■ WHAT TO WORK ON:
What you return must match the material exactly, with every line present.

--- START ---

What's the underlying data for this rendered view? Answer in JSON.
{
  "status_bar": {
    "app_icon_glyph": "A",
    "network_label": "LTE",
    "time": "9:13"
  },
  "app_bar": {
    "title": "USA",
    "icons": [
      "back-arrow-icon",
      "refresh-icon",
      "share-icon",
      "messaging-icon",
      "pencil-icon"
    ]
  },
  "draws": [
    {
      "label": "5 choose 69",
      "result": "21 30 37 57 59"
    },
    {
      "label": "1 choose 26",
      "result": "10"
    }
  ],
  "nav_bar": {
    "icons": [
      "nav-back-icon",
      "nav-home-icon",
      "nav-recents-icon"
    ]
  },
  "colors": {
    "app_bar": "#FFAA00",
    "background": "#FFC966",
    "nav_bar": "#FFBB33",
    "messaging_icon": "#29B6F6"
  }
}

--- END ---

■ ANSWER SECTION:
What's the underlying data for this rendered view? Answer in JSON.
{
  "status_bar": {
    "app_icon_glyph": "A",
    "network_label": "LTE",
    "time": "9:13"
  },
  "app_bar": {
    "title": "USA",
    "icons": [
      "back-arrow-icon",
      "refresh-icon",
      "share-icon",
      "messaging-icon",
      "pencil-icon"
    ]
  },
  "draws": [
    {
      "label": "5 choose 69",
      "result": "21 30 37 57 59"
    },
    {
      "label": "1 choose 26",
      "result": "10"
    }
  ],
  "nav_bar": {
    "icons": [
      "nav-back-icon",
      "nav-home-icon",
      "nav-recents-icon"
    ]
  },
  "colors": {
    "app_bar": "#FFAA00",
    "background": "#FFC966",
    "nav_bar": "#FFBB33",
    "messaging_icon": "#29B6F6"
  }
}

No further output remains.